## [INSTRUCTIONS TO FOLLOW]
With no line left out, restate the data word for word.

Excerpts from an interface dataset
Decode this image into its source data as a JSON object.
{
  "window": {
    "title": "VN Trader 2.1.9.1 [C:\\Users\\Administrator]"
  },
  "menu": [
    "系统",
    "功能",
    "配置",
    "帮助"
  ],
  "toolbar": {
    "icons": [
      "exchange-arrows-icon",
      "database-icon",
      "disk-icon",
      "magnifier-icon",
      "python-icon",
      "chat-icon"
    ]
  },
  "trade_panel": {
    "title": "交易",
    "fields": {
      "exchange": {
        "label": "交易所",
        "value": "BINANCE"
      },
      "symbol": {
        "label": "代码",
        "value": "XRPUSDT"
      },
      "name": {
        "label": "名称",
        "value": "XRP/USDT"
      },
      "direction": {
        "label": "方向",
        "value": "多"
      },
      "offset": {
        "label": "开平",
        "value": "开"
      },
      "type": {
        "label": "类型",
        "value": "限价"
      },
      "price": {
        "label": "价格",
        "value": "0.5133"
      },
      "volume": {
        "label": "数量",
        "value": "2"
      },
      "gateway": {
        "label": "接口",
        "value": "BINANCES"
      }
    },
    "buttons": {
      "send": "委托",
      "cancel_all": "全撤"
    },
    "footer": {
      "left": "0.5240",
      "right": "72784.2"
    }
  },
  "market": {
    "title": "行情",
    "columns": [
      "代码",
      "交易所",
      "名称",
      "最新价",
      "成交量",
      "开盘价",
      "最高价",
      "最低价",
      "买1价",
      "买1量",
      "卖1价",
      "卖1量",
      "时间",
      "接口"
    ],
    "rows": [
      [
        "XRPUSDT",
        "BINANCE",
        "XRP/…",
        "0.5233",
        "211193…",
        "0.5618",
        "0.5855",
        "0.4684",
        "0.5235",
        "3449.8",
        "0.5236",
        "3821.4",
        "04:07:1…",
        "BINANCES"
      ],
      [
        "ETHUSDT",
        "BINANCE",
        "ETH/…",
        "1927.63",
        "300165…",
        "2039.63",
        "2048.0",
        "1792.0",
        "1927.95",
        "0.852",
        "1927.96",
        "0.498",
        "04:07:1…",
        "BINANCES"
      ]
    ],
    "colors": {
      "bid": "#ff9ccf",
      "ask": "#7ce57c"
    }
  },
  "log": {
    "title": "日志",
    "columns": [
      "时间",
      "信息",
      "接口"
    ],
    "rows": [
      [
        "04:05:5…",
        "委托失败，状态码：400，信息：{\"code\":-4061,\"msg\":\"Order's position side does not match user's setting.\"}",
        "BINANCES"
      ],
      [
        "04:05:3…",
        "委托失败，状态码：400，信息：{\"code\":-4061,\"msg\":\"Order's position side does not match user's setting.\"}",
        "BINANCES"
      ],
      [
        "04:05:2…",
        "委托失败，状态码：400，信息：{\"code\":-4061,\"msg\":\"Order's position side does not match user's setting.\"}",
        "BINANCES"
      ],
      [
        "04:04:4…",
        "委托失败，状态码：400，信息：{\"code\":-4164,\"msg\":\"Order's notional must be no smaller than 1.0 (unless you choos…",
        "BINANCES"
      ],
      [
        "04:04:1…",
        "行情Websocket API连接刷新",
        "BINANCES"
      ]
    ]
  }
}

## [EXERCISE SOLUTION]
Decode this image into its source data as a JSON object.
{
  "window": {
    "title": "VN Trader 2.1.9.1 [C:\\Users\\Administrator]"
  },
  "menu": [
    "系统",
    "功能",
    "配置",
    "帮助"
  ],
  "toolbar": {
    "icons": [
      "exchange-arrows-icon",
      "database-icon",
      "disk-icon",
      "magnifier-icon",
      "python-icon",
      "chat-icon"
    ]
  },
  "trade_panel": {
    "title": "交易",
    "fields": {
      "exchange": {
        "label": "交易所",
        "value": "BINANCE"
      },
      "symbol": {
        "label": "代码",
        "value": "XRPUSDT"
      },
      "name": {
        "label": "名称",
        "value": "XRP/USDT"
      },
      "direction": {
        "label": "方向",
        "value": "多"
      },
      "offset": {
        "label": "开平",
        "value": "开"
      },
      "type": {
        "label": "类型",
        "value": "限价"
      },
      "price": {
        "label": "价格",
        "value": "0.5133"
      },
      "volume": {
        "label": "数量",
        "value": "2"
      },
      "gateway": {
        "label": "接口",
        "value": "BINANCES"
      }
    },
    "buttons": {
      "send": "委托",
      "cancel_all": "全撤"
    },
    "footer": {
      "left": "0.5240",
      "right": "72784.2"
    }
  },
  "market": {
    "title": "行情",
    "columns": [
      "代码",
      "交易所",
      "名称",
      "最新价",
      "成交量",
      "开盘价",
      "最高价",
      "最低价",
      "买1价",
      "买1量",
      "卖1价",
      "卖1量",
      "时间",
      "接口"
    ],
    "rows": [
      [
        "XRPUSDT",
        "BINANCE",
        "XRP/…",
        "0.5233",
        "211193…",
        "0.5618",
        "0.5855",
        "0.4684",
        "0.5235",
        "3449.8",
        "0.5236",
        "3821.4",
        "04:07:1…",
        "BINANCES"
      ],
      [
        "ETHUSDT",
        "BINANCE",
        "ETH/…",
        "1927.63",
        "300165…",
        "2039.63",
        "2048.0",
        "1792.0",
        "1927.95",
        "0.852",
        "1927.96",
        "0.498",
        "04:07:1…",
        "BINANCES"
      ]
    ],
    "colors": {
      "bid": "#ff9ccf",
      "ask": "#7ce57c"
    }
  },
  "log": {
    "title": "日志",
    "columns": [
      "时间",
      "信息",
      "接口"
    ],
    "rows": [
      [
        "04:05:5…",
        "委托失败，状态码：400，信息：{\"code\":-4061,\"msg\":\"Order's position side does not match user's setting.\"}",
        "BINANCES"
      ],
      [
        "04:05:3…",
        "委托失败，状态码：400，信息：{\"code\":-4061,\"msg\":\"Order's position side does not match user's setting.\"}",
        "BINANCES"
      ],
      [
        "04:05:2…",
        "委托失败，状态码：400，信息：{\"code\":-4061,\"msg\":\"Order's position side does not match user's setting.\"}",
        "BINANCES"
      ],
      [
        "04:04:4…",
        "委托失败，状态码：400，信息：{\"code\":-4164,\"msg\":\"Order's notional must be no smaller than 1.0 (unless you choos…",
        "BINANCES"
      ],
      [
        "04:04:1…",
        "行情Websocket API连接刷新",
        "BINANCES"
      ]
    ]
  }
}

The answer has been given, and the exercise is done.